Before Commonwealth’s formation, Mr. Stewart served for four years as the first director of Heritage Canada’s Main Street Program, and in this capacity was responsible for initiating, developing, and ongoing supervision of downtown revitalization projects across the country. His innovative revitalization work charted a path whereby business and property owners actively participated in reviving their own communities. He is past Chair of Perth’s Heritage Commission, and a past board member of The Association for Preservation Technology and ICOMOS. Stewart is coauthor of Perth: Tradition and Style in Eastern Ontario and a contributor to Reviving Main Street.

We’re pleased to have both Barry and John and their organizations on our team, and hope you’ll agree that their presence on this project demonstrates how seriously we view heritage preservation at this site.

Is the Prison for Women property considered heritage?

You might be thinking everything at the former Prison for Women constitutes heritage, given its age. Actually, the existing buildings are not all created equal in terms of heritage value.

While the heritage limestone building is subject to some heritage regulations, there is a more recent wing of the prison built with concrete and other building materials that are considered non-heritage. Due to their poor condition, the plan is to remove these non-historic appendages.

The interior of the building is also largely constructed of non-heritage materials and is in such poor condition as to be considered largely unsalvageable – though we are examining whether some artwork could be restored.

However, one item of heritage consideration is the locking mechanism used on some of the cell doors. We intend to preserve one such mechanism and have offered the others up to relevant museums such as the Correctional Service Museum of Canada.
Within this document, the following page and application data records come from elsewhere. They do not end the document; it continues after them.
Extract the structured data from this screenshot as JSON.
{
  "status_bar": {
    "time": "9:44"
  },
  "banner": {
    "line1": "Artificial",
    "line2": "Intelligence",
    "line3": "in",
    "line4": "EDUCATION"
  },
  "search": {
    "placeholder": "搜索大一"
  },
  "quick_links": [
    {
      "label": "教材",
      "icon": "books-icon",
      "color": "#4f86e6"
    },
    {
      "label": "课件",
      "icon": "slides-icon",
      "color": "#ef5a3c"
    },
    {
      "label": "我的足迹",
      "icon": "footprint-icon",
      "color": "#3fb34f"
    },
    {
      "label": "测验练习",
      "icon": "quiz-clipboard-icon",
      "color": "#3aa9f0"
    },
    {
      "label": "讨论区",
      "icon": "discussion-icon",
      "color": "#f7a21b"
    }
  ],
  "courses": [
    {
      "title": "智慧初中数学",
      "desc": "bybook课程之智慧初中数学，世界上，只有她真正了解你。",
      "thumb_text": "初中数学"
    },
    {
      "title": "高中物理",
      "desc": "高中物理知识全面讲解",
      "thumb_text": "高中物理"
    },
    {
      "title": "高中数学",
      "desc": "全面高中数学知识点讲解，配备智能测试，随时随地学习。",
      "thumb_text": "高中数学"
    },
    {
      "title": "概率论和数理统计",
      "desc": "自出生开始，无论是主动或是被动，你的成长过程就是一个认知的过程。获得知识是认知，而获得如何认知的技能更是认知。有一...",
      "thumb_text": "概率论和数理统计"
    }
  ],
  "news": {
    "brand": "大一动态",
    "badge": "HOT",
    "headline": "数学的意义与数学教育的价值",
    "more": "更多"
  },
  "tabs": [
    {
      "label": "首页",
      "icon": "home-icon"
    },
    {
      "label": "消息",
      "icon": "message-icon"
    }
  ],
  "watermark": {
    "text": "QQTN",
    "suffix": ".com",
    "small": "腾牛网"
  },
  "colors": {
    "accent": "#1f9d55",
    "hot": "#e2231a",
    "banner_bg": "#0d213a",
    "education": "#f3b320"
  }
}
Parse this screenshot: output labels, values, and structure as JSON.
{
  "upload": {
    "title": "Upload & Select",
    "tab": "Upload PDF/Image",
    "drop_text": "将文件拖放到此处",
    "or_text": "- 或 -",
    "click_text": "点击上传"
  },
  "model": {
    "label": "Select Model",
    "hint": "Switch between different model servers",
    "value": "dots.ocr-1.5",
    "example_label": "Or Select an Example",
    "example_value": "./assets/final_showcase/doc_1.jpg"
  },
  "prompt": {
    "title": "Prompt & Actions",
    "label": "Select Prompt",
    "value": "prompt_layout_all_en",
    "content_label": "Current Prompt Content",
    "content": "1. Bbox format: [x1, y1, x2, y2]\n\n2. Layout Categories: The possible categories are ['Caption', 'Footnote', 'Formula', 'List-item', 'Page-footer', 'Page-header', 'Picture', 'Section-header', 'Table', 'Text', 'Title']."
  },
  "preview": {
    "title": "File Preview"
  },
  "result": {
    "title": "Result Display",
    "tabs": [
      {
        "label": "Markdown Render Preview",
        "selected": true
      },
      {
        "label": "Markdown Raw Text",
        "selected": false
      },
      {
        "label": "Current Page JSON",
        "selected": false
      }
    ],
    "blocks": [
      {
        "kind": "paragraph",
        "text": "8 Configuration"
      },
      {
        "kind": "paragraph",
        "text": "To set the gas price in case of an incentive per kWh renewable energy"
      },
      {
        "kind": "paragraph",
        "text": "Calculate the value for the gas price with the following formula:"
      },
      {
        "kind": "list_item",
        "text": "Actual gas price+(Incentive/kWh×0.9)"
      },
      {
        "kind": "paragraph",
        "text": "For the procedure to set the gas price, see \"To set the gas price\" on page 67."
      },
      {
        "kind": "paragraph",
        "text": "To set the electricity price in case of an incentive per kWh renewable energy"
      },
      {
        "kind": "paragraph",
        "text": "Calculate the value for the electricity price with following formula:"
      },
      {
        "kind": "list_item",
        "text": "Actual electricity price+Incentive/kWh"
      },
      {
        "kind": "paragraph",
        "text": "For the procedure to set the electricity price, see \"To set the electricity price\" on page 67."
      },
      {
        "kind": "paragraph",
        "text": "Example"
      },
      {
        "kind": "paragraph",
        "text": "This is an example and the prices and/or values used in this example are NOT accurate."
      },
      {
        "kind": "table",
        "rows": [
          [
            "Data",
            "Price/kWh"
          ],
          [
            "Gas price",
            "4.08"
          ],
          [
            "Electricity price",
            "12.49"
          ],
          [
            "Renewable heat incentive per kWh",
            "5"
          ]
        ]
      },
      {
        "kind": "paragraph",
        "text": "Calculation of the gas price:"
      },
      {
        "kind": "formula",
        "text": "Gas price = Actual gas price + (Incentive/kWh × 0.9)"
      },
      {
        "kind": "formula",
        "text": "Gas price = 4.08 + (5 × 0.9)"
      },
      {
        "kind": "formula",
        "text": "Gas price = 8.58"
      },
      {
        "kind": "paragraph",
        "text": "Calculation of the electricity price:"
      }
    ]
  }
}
A major heritage consideration for the site would be the views of the former administration building. While much of the former prison was obscured by walls for most of its life, the green cupola is a familiar sight to most in the Historic Portsmouth Village area as well as commuters along Union St. and Sir John A. Macdonald Blvd. This is why our development is laid out the way it is: to ensure other buildings on the site do not block heritage views.

It is important to remember that our property does not include the Correctional Service of Canada (CSC) Museum or the neighbouring CSC steam plant.

Closing thoughts

This article is intended as a brief and broad overview of the heritage points of interest and how they are being addressed at the former Prison for Women. If you have specific questions not answered by the Heritage Strategy, please reach out to us or join us at a future presentation.